Why Are Tennis Courts Blue?
Hard courts are painted blue because the blue color offers the perfect contrast to the neon yellow-green standard tennis ball. And it makes it easier for both players, spectators, and television viewers to see the ball. It is similar to white table tennis balls. The color of the table tennis balls is dependent on the color of the table, surroundings, and court floor. It makes it easier for everyone to view and locate the ball. Also Read: Different Types Of Tennis Grips Explained With Their Size
Usually, organizations refrain from taking drastic steps and taking risks like these and stick to more reliable, tried-and-tested ideas and concepts. But the organizers realized that for a sport to develop, it must be spectator-friendly, so they decided to come up with a court that made it easier for the audience and television viewers to see the ball.

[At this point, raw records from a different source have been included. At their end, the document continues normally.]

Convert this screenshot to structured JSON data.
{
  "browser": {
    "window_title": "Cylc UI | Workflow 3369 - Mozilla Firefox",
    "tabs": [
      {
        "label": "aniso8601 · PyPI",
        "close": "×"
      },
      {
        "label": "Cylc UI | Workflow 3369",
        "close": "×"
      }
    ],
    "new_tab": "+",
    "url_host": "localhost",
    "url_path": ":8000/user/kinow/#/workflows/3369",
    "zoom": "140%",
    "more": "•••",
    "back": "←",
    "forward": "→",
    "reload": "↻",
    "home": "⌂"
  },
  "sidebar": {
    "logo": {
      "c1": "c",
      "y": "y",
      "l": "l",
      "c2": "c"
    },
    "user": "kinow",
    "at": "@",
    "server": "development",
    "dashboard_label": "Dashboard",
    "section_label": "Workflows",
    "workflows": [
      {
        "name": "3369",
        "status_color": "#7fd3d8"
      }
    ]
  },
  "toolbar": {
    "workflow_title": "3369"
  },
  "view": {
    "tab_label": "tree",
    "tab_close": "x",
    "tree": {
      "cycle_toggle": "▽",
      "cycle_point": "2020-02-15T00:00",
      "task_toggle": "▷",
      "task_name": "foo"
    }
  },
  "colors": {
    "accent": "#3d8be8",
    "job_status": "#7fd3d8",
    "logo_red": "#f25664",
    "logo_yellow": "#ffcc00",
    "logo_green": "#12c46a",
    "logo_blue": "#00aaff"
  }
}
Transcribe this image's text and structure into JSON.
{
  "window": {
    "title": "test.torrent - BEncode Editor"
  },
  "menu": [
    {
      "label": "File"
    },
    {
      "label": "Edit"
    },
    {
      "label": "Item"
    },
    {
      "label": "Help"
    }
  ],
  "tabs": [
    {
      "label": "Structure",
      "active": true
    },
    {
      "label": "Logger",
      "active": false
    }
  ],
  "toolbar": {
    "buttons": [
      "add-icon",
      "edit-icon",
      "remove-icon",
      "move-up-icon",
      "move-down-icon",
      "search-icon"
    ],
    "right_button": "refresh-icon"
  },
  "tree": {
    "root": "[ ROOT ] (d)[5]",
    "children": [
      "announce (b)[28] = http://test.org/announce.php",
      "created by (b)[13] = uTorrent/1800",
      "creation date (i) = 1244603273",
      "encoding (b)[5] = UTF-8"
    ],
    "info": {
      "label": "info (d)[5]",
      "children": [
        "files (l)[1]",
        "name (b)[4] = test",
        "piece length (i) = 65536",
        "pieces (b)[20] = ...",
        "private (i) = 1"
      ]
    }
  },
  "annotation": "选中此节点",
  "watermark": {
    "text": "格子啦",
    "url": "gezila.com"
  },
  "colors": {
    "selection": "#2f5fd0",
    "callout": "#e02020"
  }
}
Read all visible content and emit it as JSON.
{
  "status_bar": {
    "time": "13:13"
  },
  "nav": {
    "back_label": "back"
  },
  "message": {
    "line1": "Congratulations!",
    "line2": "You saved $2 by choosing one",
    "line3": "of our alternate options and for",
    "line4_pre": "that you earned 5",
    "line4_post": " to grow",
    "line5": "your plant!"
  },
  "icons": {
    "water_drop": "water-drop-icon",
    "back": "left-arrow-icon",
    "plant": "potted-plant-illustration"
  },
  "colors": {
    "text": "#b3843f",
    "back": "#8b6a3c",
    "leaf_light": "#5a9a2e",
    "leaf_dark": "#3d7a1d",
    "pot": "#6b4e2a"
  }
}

Officials put in a lot of thought and careful consideration while choosing the color, and the experts at California Sports Services studied the color spectrum and realized that the purple and blue spectrum will provide the exact contrast required for the neon yellow tennis ball. Finally settling on Pantone Blue 2965U, they went a step further and distinguished the colors outside the lines as well. Choosing a darker shade of green, now known as US Open Green, not only provides better vision for the spectators but also a distinct look to all the majors. Also Read: 3 Best Tennis Games on PS4 and PS5 in 2023
The distinct blue color also has a subconscious effect on the minds of the viewers and helps build the brand image. The 2008 Australia Open followed in the footsteps of the US Open and painted their courts blue, although with a lighter shade, which is more popular in Australia and Asia.
By the looks of it, blue courts serve a logical and subtle function and have elevated the tennis viewing experience many folds. Also Read: Best Tennis Racquets in 2023